Self-described remodeling neophytes Susan Parker and Ed Hynes “lived to rue the day” they almost hired another contractor instead of Greg Antonioli. The Boston-area couple, a college professor and a library director, had a substantial project in mind when they interviewed a remodeler we'll call Roger, as well as Antonioli, president of Out of the Woods Construction and Woodworking, a $1.5 million design/build firm in Arlington, Mass.

Roger and Antonioli were a study in contrasts. Roger didn't volunteer much detail about how he worked, but he was willing to meet with the couple several times in their house at no charge. Antonioli, though personable, had a “fairly rigid structure” by comparison, says Parker. In that initial meeting, he asked lots of questions, outlined his typical project's phases, agreements, and procedures, and explained their responsibilities as clients, including meetings to attend, decisions to make, and checks to write. He then came to their house for a site visit and suggested they enter into a design agreement, for which he would require a deposit.

Parker and Hynes selected Roger. Then they never heard from him again, despite repeated phone calls and e-mails. “He bought our bad will for no good reason,” observes Parker. So they reconsidered Antonioli, newly appreciative of his forms and procedures. Some time after the Roger debacle, Parker turned to Hynes and said, “You know, Greg is great.”

And he was. The project — a kitchen remodel, porch conversion, and entryway addition — took four months and went almost precisely as Antonioli had said it would. When REMODELING spoke with the couple three months after the job's conclusion, they had recommended Out of the Woods to two friends and begun sketching out their next project with the company. “We're somewhat hooked on remodeling,” Parker says.

Greg Antonioli's project for Susan Parker and Ed Hynes had 13 change orders but no surprises. Weekly meetings and detailed reports meant “we knew right away what was happening,” says Parker.
Bob Gothard Greg Antonioli's project for Susan Parker and Ed Hynes had 13 change orders but no surprises. Weekly meetings and detailed reports meant “we knew right away what was happening,” says Parker.

Voila. Greg Antonioli had engineered another client experience.

Antidote to Anxiety Engineering the client experience means preparing clients for the warts-and-all realities of remodeling, explaining your process for running the job smoothly, and then following through on your promises. In this time of HGTV-style makeovers and starry-eyed homeowners, it's a strategy that can be invaluable for minimizing the surprises and setbacks that can eat time, burn money, and turn relationships toxic.

“What remodelers need to understand is that these people are scared; they're taking a huge financial and emotional risk,” says Nina Winans, co-owner of Winans Construction, Oakland, Calif. “So whatever you can do to reassure them they've made the right decision, the better the process will go.” Problems are inevitable, she notes, but “we try to prepare them for that. We concentrate on making the experience as predictable as it can be, even though 99.9% of the time something unpredictable comes up.”

Antonioli concurs.

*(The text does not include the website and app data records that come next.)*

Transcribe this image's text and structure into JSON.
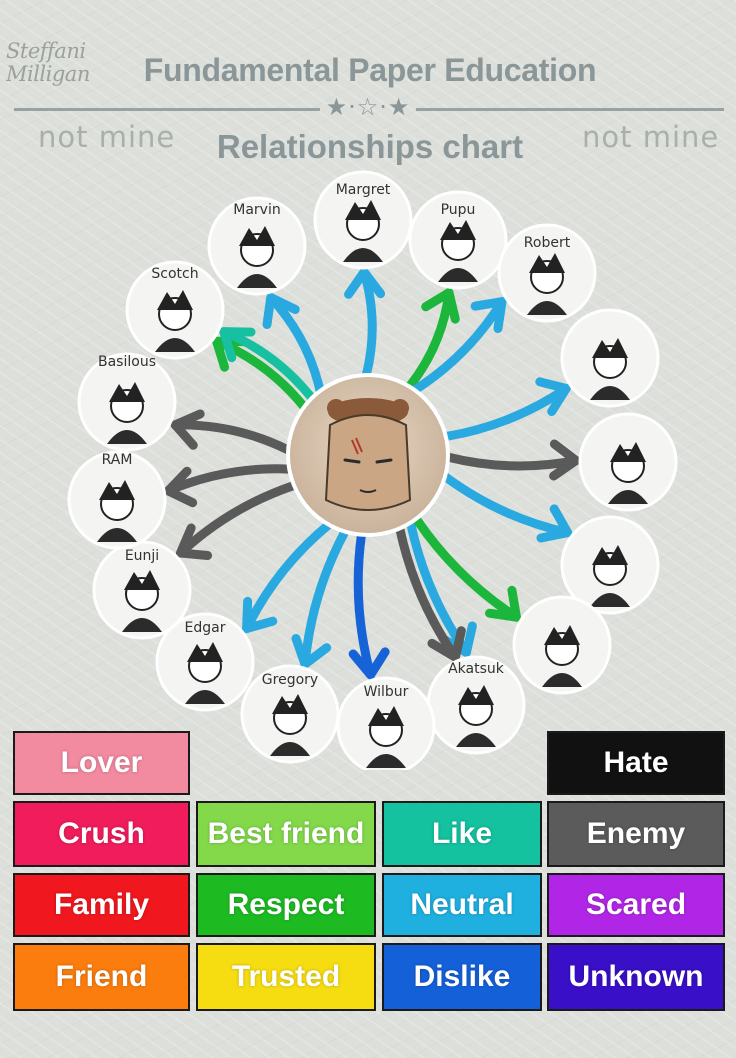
{
  "header": {
    "author_line1": "Steffani",
    "author_line2": "Milligan",
    "title": "Fundamental Paper Education",
    "divider_stars": "★·☆·★",
    "subtitle": "Relationships chart",
    "watermark_left": "not mine",
    "watermark_right": "not mine"
  },
  "center": {
    "icon": "hand-drawn-character-portrait"
  },
  "characters": [
    {
      "label": "Margret"
    },
    {
      "label": "Pupu"
    },
    {
      "label": "Robert"
    },
    {
      "label": ""
    },
    {
      "label": ""
    },
    {
      "label": ""
    },
    {
      "label": ""
    },
    {
      "label": "Akatsuk"
    },
    {
      "label": "Wilbur"
    },
    {
      "label": "Gregory"
    },
    {
      "label": "Edgar"
    },
    {
      "label": "Eunji"
    },
    {
      "label": "RAM"
    },
    {
      "label": "Basilous"
    },
    {
      "label": "Scotch"
    },
    {
      "label": "Marvin"
    }
  ],
  "arrows": [
    {
      "from": "center",
      "to": "Marvin",
      "color": "#2aa9e0"
    },
    {
      "from": "center",
      "to": "Margret",
      "color": "#2aa9e0"
    },
    {
      "from": "center",
      "to": "Pupu",
      "color": "#1bb63b"
    },
    {
      "from": "center",
      "to": "Robert",
      "color": "#2aa9e0"
    },
    {
      "from": "center",
      "to": "Scotch",
      "color": "#1bb63b"
    },
    {
      "from": "center",
      "to": "Scotch",
      "color": "#17c0a0"
    },
    {
      "from": "center",
      "to": "Basilous",
      "color": "#5a5a5a"
    },
    {
      "from": "center",
      "to": "RAM",
      "color": "#5a5a5a"
    },
    {
      "from": "center",
      "to": "Eunji",
      "color": "#5a5a5a"
    },
    {
      "from": "center",
      "to": "Edgar",
      "color": "#2aa9e0"
    },
    {
      "from": "center",
      "to": "Gregory",
      "color": "#2aa9e0"
    },
    {
      "from": "center",
      "to": "Wilbur",
      "color": "#1663d8"
    },
    {
      "from": "center",
      "to": "Akatsuk",
      "color": "#2aa9e0"
    },
    {
      "from": "center",
      "to": "character-7",
      "color": "#5a5a5a"
    },
    {
      "from": "center",
      "to": "character-6",
      "color": "#1bb63b"
    },
    {
      "from": "center",
      "to": "character-5",
      "color": "#2aa9e0"
    },
    {
      "from": "center",
      "to": "character-4",
      "color": "#5a5a5a"
    },
    {
      "from": "center",
      "to": "character-3",
      "color": "#2aa9e0"
    }
  ],
  "legend": [
    {
      "label": "Lover",
      "color": "#f28aa0"
    },
    {
      "label": "Hate",
      "color": "#111111"
    },
    {
      "label": "Crush",
      "color": "#f01c5c"
    },
    {
      "label": "Best friend",
      "color": "#83d94a"
    },
    {
      "label": "Like",
      "color": "#14c2a0"
    },
    {
      "label": "Enemy",
      "color": "#5b5b5b"
    },
    {
      "label": "Family",
      "color": "#f0181e"
    },
    {
      "label": "Respect",
      "color": "#1dba22"
    },
    {
      "label": "Neutral",
      "color": "#1fb0e0"
    },
    {
      "label": "Scared",
      "color": "#b126e6"
    },
    {
      "label": "Friend",
      "color": "#fb7d0e"
    },
    {
      "label": "Trusted",
      "color": "#f6dd12"
    },
    {
      "label": "Dislike",
      "color": "#1460d9"
    },
    {
      "label": "Unknown",
      "color": "#3a0fc8"
    }
  ]
}
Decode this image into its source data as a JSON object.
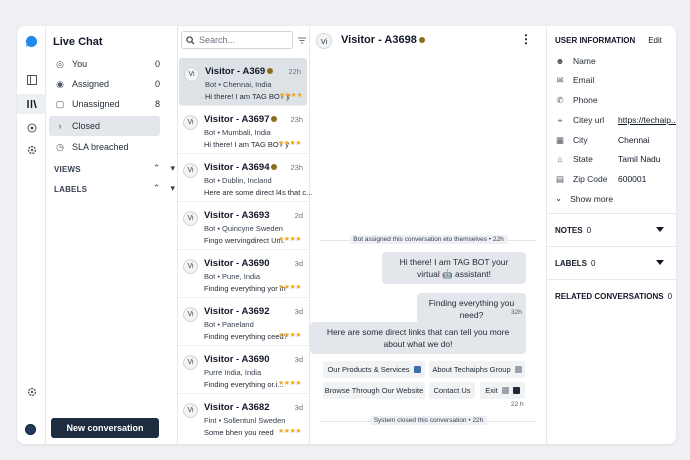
{
  "sidebar": {
    "title": "Live Chat",
    "items": [
      {
        "label": "You",
        "count": "0",
        "icon": "circle-icon"
      },
      {
        "label": "Assigned",
        "count": "0",
        "icon": "user-icon"
      },
      {
        "label": "Unassigned",
        "count": "8",
        "icon": "inbox-icon"
      },
      {
        "label": "Closed",
        "count": "",
        "icon": "chevron-right-icon"
      },
      {
        "label": "SLA breached",
        "count": "",
        "icon": "clock-icon"
      }
    ],
    "views_label": "VIEWS",
    "labels_label": "LABELS",
    "new_conversation": "New conversation"
  },
  "search": {
    "placeholder": "Search..."
  },
  "conversations": [
    {
      "avatar": "Vi",
      "name": "Visitor - A369",
      "time": "22h",
      "sub": "Bot • Chennai, India",
      "msg": "Hi there! I am TAG BOT y",
      "stars": "★★★★",
      "bot": true
    },
    {
      "avatar": "Vi",
      "name": "Visitor - A3697",
      "time": "23h",
      "sub": "Bot • Mumbali, India",
      "msg": "Hi there! I am TAG BOT y",
      "stars": "★★★★",
      "bot": true
    },
    {
      "avatar": "Vi",
      "name": "Visitor - A3694",
      "time": "23h",
      "sub": "Bot • Dublin, Incland",
      "msg": "Here are some direct l4s that c...",
      "stars": "",
      "bot": true
    },
    {
      "avatar": "Vi",
      "name": "Visitor - A3693",
      "time": "2d",
      "sub": "Bot • Quincyne Sweden",
      "msg": "Fingo wervingdirect Um.",
      "stars": "★★★★",
      "bot": false
    },
    {
      "avatar": "Vi",
      "name": "Visitor - A3690",
      "time": "3d",
      "sub": "Bot • Pune, India",
      "msg": "Finding everything yor in",
      "stars": "★★★★",
      "bot": false
    },
    {
      "avatar": "Vi",
      "name": "Visitor - A3692",
      "time": "3d",
      "sub": "Bot • Paneland",
      "msg": "Finding everything ceed?",
      "stars": "★★★★",
      "bot": false
    },
    {
      "avatar": "Vi",
      "name": "Visitor - A3690",
      "time": "3d",
      "sub": "Purre India, India",
      "msg": "Finding everything or.i...",
      "stars": "★★★★",
      "bot": false
    },
    {
      "avatar": "Vi",
      "name": "Visitor - A3682",
      "time": "3d",
      "sub": "Fint • Sollentunl Sweden",
      "msg": "Some bhen you reed",
      "stars": "★★★★",
      "bot": false
    }
  ],
  "chat": {
    "avatar": "Vi",
    "title": "Visitor - A3698",
    "system_assigned": "Bot assigned this conversation eto themselves  •  22h",
    "msg1": "Hi there! I am TAG BOT your virtual 🤖 assistant!",
    "msg2": "Finding everything you need?",
    "msg2_time": "32h",
    "msg3": "Here are some direct links that can tell you more about what we do!",
    "quick": [
      {
        "label": "Our Products & Services"
      },
      {
        "label": "About Techaiphs Group"
      },
      {
        "label": "Browse Through Our Website"
      },
      {
        "label": "Contact Us"
      },
      {
        "label": "Exit"
      }
    ],
    "msg3_time": "22 h",
    "system_closed": "System closed this conversation  •  22h"
  },
  "user_info": {
    "heading": "USER INFORMATION",
    "edit": "Edit",
    "fields": [
      {
        "icon": "user-icon",
        "label": "Name",
        "value": ""
      },
      {
        "icon": "mail-icon",
        "label": "Email",
        "value": ""
      },
      {
        "icon": "phone-icon",
        "label": "Phone",
        "value": ""
      },
      {
        "icon": "pin-icon",
        "label": "Citey url",
        "value": "https://techaip...",
        "link": true
      },
      {
        "icon": "building-icon",
        "label": "City",
        "value": "Chennai"
      },
      {
        "icon": "home-icon",
        "label": "State",
        "value": "Tamil Nadu"
      },
      {
        "icon": "doc-icon",
        "label": "Zip Code",
        "value": "600001"
      }
    ],
    "show_more": "Show more",
    "notes": "NOTES",
    "notes_count": "0",
    "labels": "LABELS",
    "labels_count": "0",
    "related": "RELATED CONVERSATIONS",
    "related_count": "0"
  }
}
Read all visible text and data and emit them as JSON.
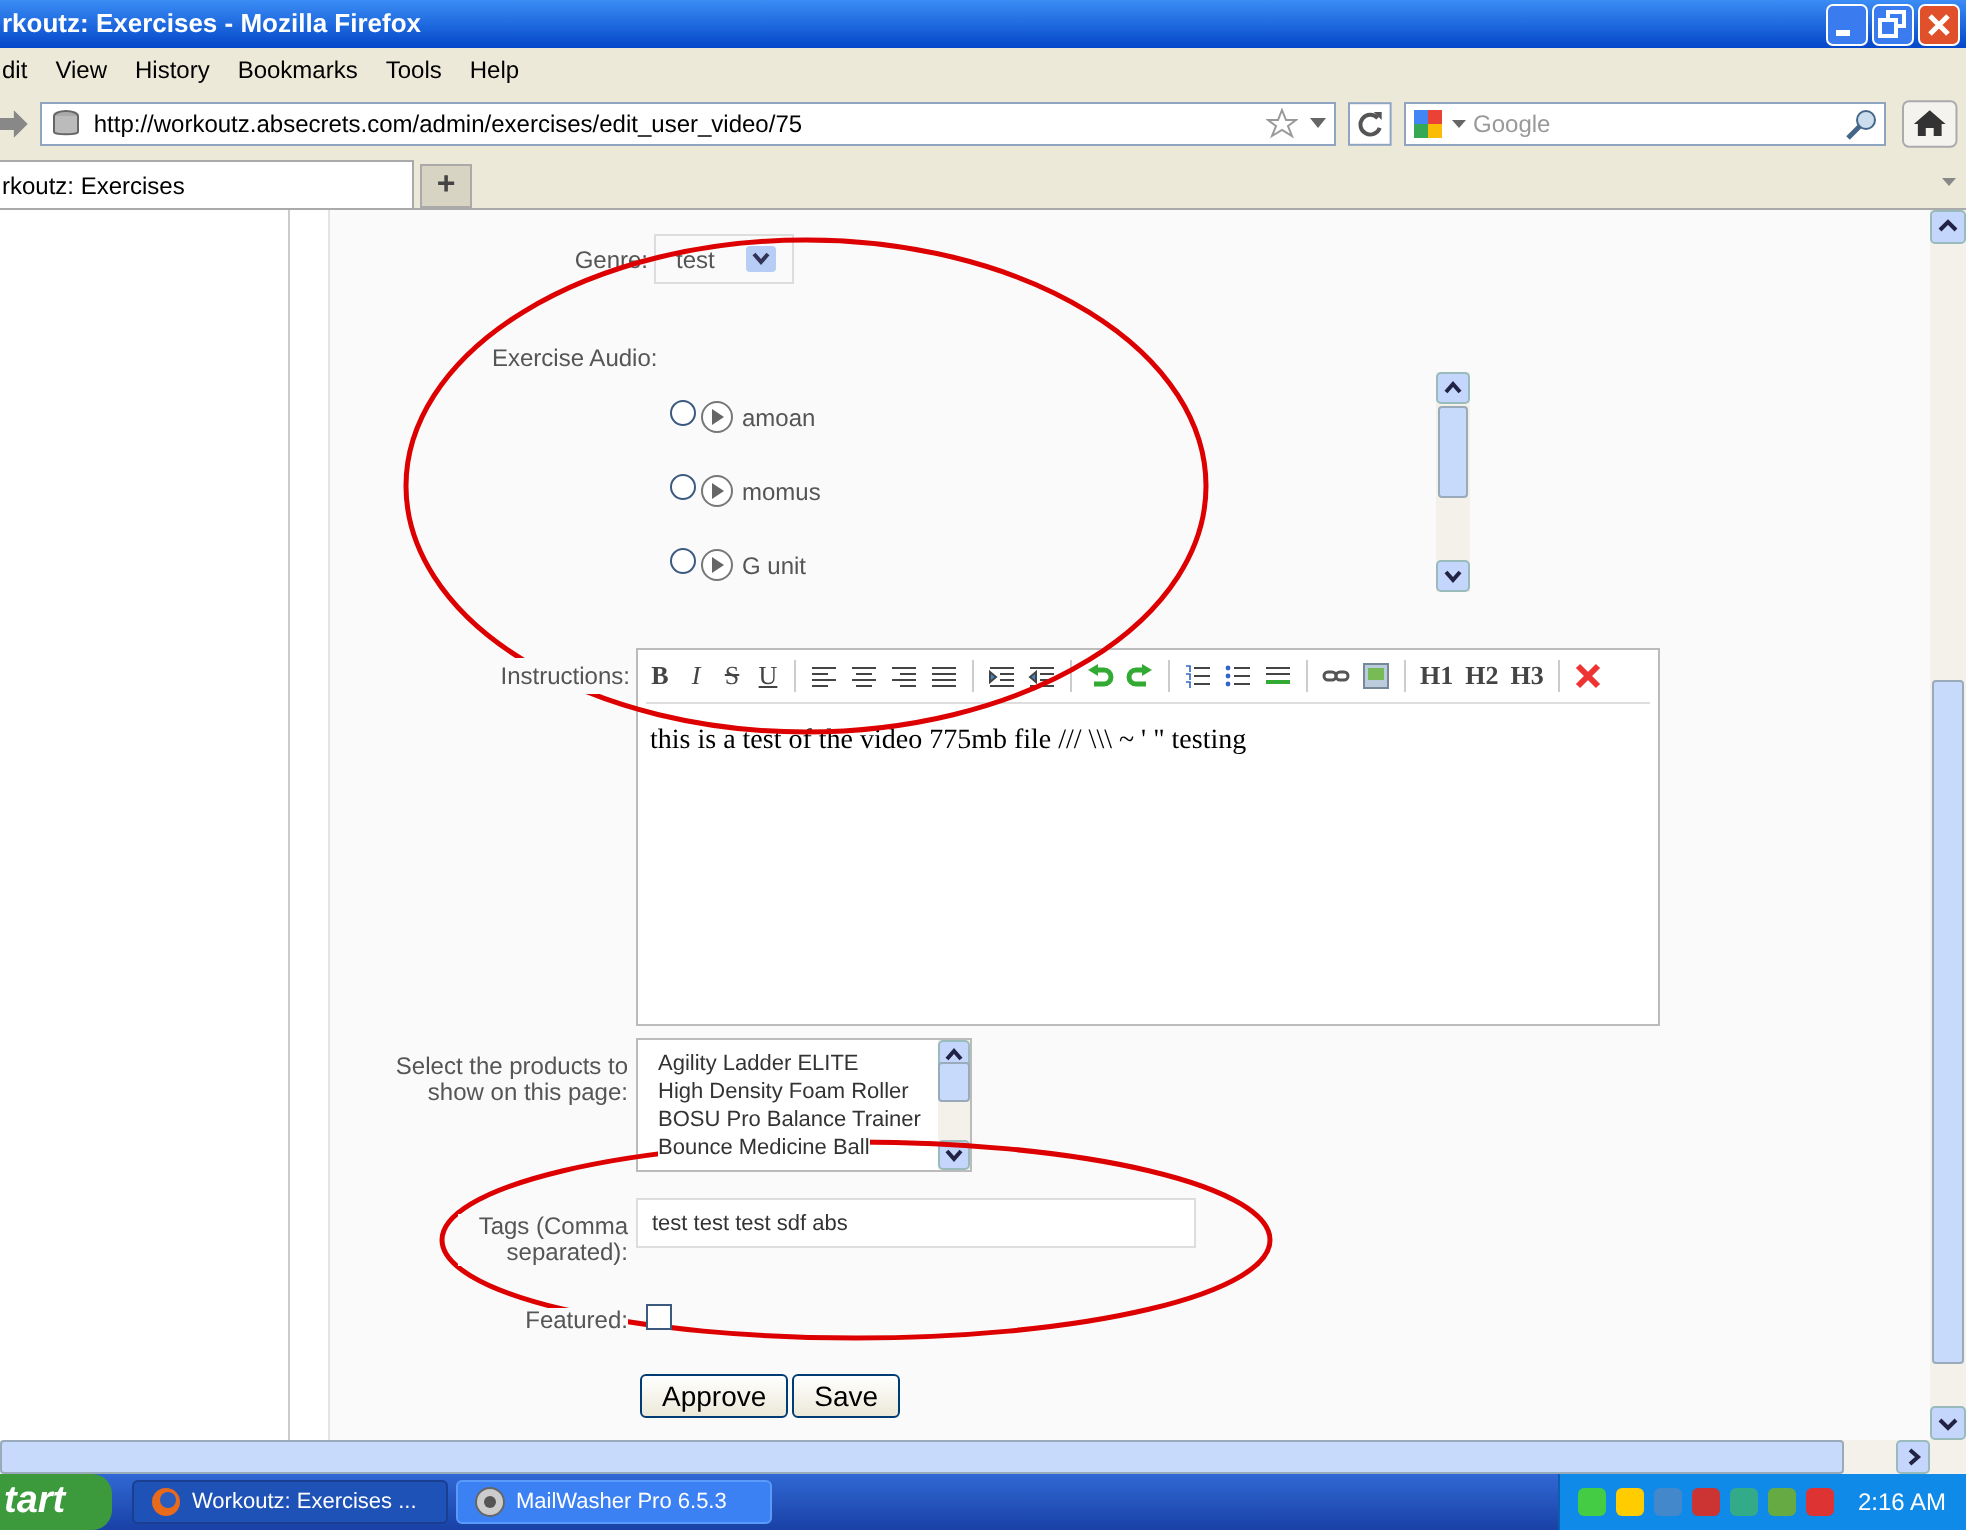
{
  "window": {
    "title": "rkoutz: Exercises - Mozilla Firefox"
  },
  "menu": [
    "dit",
    "View",
    "History",
    "Bookmarks",
    "Tools",
    "Help"
  ],
  "address_bar": {
    "value": "http://workoutz.absecrets.com/admin/exercises/edit_user_video/75"
  },
  "search": {
    "placeholder": "Google"
  },
  "tabs": [
    {
      "label": "rkoutz: Exercises",
      "selected": true
    }
  ],
  "new_tab": "+",
  "form": {
    "genre": {
      "label": "Genre:",
      "value": "test"
    },
    "audio": {
      "label": "Exercise Audio:",
      "items": [
        {
          "name": "amoan",
          "selected": false
        },
        {
          "name": "momus",
          "selected": false
        },
        {
          "name": "G unit",
          "selected": false
        }
      ]
    },
    "instructions": {
      "label": "Instructions:",
      "toolbar": [
        {
          "kind": "text",
          "label": "B"
        },
        {
          "kind": "text",
          "label": "I"
        },
        {
          "kind": "text",
          "label": "S"
        },
        {
          "kind": "text",
          "label": "U"
        },
        {
          "kind": "sep"
        },
        {
          "kind": "alignleft"
        },
        {
          "kind": "aligncenter"
        },
        {
          "kind": "alignright"
        },
        {
          "kind": "justify"
        },
        {
          "kind": "sep"
        },
        {
          "kind": "indent"
        },
        {
          "kind": "outdent"
        },
        {
          "kind": "sep"
        },
        {
          "kind": "undo"
        },
        {
          "kind": "redo"
        },
        {
          "kind": "sep"
        },
        {
          "kind": "olist"
        },
        {
          "kind": "ulist"
        },
        {
          "kind": "rule"
        },
        {
          "kind": "sep"
        },
        {
          "kind": "link"
        },
        {
          "kind": "image"
        },
        {
          "kind": "sep"
        },
        {
          "kind": "text",
          "label": "H1"
        },
        {
          "kind": "text",
          "label": "H2"
        },
        {
          "kind": "text",
          "label": "H3"
        },
        {
          "kind": "sep"
        },
        {
          "kind": "remove"
        }
      ],
      "value": "this is a test of the video 775mb file /// \\\\\\ ~ ' \" testing"
    },
    "products": {
      "label": "Select the products to show on this page:",
      "items": [
        "Agility Ladder ELITE",
        "High Density Foam Roller",
        "BOSU Pro Balance Trainer",
        "Bounce Medicine Ball"
      ]
    },
    "tags": {
      "label": "Tags (Comma separated):",
      "value": "test test test sdf abs"
    },
    "featured": {
      "label": "Featured:",
      "checked": false
    },
    "buttons": [
      "Approve",
      "Save"
    ]
  },
  "taskbar": {
    "start": "tart",
    "tasks": [
      {
        "label": "Workoutz: Exercises ...",
        "selected": true
      },
      {
        "label": "MailWasher Pro 6.5.3",
        "selected": false
      }
    ],
    "clock": "2:16 AM"
  }
}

Referrals and repeats account for nearly 90% of his business, so his prospects typically are pre-sold on the quality of his company's craftsmanship. “What I need to convince them of is the predictability of hiring us.” But not by raising their expectations unrealistically. His mantra, in fact, is “no surprises,” so he bluntly promises that “we're going to screw something up” and then follows that up by illustrating how he remedied such a screw-up on a recent project. “They don't expect brutal honesty, and they're just blown away,” he says. In the same vein, he spells out his company's policy of “naked apologies. Don't make excuses, or you lose credibility,” he says. “Even if it's a good excuse, it still sounds like BS, and, frankly, they don't care. They just want to know does this mean my job is going to go on a month longer or two days longer.”

Antonioli's process for engineering the experience begins with bonding and building rapport. A trainee of the Sandler Sales System, he gets prospects talking about themselves, their house, their interests, and their remodeling fears and hopes. By showing an interest and “feeding their egos,” he says, “I'm helping them develop that comfort level, gaining their trust.” He also asks questions to reveal prospects'apprehensions: why they want to remodel, and, if possible, what their previous remodeling experiences have been. “Once I get someone to mention that other, bad contractor, I start drilling: ‘Was it a painful experience? How did you get out of it? How did that make you feel?'” Confronting prospects' “emotions and fears and stuff in the beginning immediately differentiates you from every other kind of contractor they've talked to,” he says. It also helps him anticipate and plan around their concerns.

To that end, Antonioli then pulls out a binder full of the documents he uses to keep projects on track, such as a design/preconstruction services agreement, minutes from a weekly meeting, a sample invoice, and a change order form. The latter explicitly spells out the “nonrefundable $75 administrative fee” each change will incur. Again, the goal is no surprises. The simple matter of having a structure gives “this perception that we've got our stuff together,” Antonioli says. Clients “walk away breathing a sigh of relief.”